- _WHAT THE TASK REQUIRES_:
Needed from the entries below: every line that holds the word "selected".

- _RECORD EXTRACTS_:
=-=-=-=-=

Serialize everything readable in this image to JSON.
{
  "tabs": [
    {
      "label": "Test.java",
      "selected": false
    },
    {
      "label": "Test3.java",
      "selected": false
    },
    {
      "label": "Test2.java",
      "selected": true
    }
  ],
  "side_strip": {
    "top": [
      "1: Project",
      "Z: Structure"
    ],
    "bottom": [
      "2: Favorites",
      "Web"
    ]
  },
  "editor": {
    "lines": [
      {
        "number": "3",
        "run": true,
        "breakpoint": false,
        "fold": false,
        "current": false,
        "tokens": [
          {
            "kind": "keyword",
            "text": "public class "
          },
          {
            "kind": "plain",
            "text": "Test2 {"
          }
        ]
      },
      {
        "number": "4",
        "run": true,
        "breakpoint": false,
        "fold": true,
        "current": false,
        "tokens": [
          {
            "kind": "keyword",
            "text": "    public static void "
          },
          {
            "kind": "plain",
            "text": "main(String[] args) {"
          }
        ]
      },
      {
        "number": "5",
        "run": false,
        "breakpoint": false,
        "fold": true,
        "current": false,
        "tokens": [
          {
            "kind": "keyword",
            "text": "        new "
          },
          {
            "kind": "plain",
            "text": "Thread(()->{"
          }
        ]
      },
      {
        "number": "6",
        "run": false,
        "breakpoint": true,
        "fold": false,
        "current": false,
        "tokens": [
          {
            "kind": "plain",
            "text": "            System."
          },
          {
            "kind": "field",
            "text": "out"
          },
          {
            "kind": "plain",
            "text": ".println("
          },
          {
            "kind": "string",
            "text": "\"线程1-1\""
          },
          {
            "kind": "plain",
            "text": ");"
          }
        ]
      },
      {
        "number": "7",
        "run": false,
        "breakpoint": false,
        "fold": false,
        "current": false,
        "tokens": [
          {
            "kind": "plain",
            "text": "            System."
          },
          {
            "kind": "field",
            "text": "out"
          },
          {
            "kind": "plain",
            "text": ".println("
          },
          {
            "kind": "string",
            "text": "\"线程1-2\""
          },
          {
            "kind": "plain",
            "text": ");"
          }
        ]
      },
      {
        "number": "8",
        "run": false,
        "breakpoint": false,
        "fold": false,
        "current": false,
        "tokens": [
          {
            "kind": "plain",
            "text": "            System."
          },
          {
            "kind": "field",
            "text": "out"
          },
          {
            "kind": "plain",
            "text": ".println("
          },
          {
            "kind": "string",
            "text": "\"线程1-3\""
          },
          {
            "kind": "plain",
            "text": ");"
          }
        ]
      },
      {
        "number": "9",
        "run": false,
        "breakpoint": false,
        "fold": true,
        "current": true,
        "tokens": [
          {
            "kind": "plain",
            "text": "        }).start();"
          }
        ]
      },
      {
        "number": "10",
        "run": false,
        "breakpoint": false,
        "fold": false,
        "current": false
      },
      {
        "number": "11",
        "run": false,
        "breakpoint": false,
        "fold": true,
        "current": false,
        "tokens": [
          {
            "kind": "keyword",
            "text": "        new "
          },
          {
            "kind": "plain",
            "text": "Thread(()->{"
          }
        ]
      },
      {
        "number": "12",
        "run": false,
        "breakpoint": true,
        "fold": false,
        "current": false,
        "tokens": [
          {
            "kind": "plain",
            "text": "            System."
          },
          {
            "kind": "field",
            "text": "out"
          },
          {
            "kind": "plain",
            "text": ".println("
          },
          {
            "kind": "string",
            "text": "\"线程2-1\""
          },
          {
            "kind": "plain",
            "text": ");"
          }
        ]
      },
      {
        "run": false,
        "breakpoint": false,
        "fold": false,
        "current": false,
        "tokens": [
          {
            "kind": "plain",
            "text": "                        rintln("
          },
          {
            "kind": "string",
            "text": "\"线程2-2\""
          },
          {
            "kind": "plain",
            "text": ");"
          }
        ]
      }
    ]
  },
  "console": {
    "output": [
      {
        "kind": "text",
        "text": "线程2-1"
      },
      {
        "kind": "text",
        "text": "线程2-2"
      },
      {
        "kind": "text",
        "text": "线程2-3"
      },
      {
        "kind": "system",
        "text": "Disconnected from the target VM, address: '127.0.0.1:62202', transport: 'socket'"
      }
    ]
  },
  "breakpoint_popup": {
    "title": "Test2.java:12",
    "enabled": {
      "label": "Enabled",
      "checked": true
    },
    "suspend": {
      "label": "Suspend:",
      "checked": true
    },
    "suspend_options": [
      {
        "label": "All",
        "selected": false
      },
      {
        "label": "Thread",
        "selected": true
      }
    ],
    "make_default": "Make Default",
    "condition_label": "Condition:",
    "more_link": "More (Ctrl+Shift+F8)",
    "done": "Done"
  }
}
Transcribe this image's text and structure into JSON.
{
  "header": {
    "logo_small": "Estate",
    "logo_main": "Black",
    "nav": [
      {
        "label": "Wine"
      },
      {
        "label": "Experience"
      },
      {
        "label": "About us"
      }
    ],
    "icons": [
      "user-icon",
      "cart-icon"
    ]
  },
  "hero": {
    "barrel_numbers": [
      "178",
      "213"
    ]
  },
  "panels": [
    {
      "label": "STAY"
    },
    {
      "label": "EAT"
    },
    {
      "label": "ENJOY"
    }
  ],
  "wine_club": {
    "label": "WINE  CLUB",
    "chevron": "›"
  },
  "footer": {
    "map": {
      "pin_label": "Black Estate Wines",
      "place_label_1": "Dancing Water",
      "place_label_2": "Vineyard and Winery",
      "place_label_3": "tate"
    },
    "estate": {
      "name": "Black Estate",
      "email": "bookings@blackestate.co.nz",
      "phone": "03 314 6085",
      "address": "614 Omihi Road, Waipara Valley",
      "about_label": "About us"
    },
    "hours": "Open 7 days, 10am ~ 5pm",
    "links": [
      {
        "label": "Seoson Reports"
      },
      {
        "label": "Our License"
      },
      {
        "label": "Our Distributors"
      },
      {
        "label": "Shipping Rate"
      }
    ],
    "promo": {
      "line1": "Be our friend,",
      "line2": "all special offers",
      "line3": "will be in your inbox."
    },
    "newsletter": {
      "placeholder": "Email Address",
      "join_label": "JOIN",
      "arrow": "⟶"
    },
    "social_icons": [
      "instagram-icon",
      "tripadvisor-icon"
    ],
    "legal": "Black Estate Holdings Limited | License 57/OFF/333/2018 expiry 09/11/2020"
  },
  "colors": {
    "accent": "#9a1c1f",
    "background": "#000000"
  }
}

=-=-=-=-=

- _RESPONSE_:
      "selected": false
      "selected": false
      "selected": true
        "selected": false
        "selected": true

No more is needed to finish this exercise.